Separating Sheep from Goats
Sherman E. Lee and Chinese Art Collecting in Postwar America
University of California Press 2018
New Books in American StudiesNew Books in ArtNew Books in Arts & LettersNew Books in BiographyNew Books in East Asian StudiesNew Books in HistoryNew Books in Peoples & PlacesNew Books in Politics & SocietyNew Books Network November 9, 2019 Ricarda Brosch
Noelle Giuffrida’s book, Separating Sheep from Goats: Sherman E. Lee and Chinese Art Collecting in Postwar America (University of California Press, 2018), tells the history of collecting and exhibiting Chinese art through the story of renowned curator and museum director Sherman E. Lee (1918-2008). This book provides one of the first forays into post-war North American collecting and exhibiting, carefully reconstructing the rise of the USA as the scholarly hub on Chinese art, in many ways displacing Europe’s dominance in this area. As such, Separating Sheep from Goats, contributes hugely to the historiography of the field of East Asian art and gives sense of individuals and their contributions, rather than institutions.

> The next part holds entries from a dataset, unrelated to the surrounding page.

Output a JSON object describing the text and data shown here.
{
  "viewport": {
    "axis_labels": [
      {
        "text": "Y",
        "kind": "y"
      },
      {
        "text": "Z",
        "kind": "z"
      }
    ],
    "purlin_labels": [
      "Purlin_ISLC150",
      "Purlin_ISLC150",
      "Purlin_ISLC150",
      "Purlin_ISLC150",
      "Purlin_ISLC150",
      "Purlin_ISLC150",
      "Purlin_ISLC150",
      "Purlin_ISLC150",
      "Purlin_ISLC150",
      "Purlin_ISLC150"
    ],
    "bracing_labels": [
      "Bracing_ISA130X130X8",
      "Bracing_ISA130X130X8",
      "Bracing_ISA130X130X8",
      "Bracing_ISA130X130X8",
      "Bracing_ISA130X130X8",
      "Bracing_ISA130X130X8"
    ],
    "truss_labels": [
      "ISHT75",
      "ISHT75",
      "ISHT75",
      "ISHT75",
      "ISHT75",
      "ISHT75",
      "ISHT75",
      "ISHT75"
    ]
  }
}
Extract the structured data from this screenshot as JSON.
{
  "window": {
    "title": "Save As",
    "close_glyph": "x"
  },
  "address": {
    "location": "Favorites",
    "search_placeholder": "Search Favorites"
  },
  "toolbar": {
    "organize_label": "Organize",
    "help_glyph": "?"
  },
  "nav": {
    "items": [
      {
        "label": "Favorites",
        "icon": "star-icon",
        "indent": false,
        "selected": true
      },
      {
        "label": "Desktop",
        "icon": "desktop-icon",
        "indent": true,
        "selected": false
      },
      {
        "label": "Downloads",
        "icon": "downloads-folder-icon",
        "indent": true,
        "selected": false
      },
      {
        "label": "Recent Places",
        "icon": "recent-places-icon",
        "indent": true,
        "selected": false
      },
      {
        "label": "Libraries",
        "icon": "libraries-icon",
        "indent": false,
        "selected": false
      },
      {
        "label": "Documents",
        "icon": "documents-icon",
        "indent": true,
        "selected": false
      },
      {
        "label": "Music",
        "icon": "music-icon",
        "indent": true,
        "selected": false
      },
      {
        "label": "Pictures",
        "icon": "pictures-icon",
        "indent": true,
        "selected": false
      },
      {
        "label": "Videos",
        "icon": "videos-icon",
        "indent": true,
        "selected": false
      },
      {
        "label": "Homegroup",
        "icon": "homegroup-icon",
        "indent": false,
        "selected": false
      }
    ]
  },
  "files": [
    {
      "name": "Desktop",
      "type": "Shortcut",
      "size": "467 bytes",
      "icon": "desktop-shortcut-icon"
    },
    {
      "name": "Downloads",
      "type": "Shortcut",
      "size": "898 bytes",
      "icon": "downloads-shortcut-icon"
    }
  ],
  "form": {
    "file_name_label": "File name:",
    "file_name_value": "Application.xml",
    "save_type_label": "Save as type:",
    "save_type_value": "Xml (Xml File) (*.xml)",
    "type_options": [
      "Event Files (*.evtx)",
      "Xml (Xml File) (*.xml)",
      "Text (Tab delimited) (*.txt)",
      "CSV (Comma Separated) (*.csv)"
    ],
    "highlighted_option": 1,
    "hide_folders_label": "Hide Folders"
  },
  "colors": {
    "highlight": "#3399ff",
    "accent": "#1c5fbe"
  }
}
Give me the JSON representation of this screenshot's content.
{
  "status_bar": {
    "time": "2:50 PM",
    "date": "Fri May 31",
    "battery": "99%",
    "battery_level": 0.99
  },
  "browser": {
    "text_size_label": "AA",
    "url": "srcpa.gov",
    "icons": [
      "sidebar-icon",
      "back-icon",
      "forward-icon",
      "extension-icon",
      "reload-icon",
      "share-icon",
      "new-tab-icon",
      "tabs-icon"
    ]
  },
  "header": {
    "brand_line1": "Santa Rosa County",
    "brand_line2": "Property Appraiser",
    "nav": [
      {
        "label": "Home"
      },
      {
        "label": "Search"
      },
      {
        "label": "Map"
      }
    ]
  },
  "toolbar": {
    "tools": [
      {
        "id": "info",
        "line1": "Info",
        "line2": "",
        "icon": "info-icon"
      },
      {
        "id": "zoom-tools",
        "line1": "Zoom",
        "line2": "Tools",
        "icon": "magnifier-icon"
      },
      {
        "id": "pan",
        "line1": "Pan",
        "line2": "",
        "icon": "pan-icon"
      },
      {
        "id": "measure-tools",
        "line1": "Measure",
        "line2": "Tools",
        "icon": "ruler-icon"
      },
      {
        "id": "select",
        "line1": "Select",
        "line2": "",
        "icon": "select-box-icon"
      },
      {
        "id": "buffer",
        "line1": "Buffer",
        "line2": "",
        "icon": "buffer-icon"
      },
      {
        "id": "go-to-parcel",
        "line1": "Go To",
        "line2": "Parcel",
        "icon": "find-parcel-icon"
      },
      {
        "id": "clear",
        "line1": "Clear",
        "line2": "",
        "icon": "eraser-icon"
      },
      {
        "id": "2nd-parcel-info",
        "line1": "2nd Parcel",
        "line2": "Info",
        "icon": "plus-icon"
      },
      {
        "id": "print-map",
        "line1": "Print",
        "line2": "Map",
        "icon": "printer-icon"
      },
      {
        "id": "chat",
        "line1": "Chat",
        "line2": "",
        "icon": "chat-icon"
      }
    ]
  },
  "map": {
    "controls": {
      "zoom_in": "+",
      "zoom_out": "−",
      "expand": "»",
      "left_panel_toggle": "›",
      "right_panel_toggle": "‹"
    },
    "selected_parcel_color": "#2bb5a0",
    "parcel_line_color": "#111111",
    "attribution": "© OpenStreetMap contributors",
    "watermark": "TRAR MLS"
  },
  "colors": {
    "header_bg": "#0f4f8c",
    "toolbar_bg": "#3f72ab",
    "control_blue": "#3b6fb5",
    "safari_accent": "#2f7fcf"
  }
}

Relying on extensive archival research, Noelle Giuffrida shines light on the so-called ‘Monuments Men’ and namely their time in East Asia in this engaging and lavishly illustrated book.
In this podcast, Noelle and I talk about we talk about the archival research that went into writing this book, the generosity of scholars, such as James Cahill, who shared notes and documents before passing away as well as Sherman E. Lee’s unique role as curator and museum director, his relationship with the ‘old guard’ of Harvard-educated scholars who came before him, the fascinating yet barely-known history of the ‘Monuments Men’ in East Asia, as well as the need for connoisseurship and contextual scholarship in the study and understanding of Chinese painting.
Ricarda is an Assistant Curator at the Victoria & Albert Museum’s Asian Department, East Asia section. She is also a part-time PhD candidate at the Courtauld Institute of Art looking at Chinese court art from the first half of the nineteenth century. Find out more via Twitter @RicardaBeatrix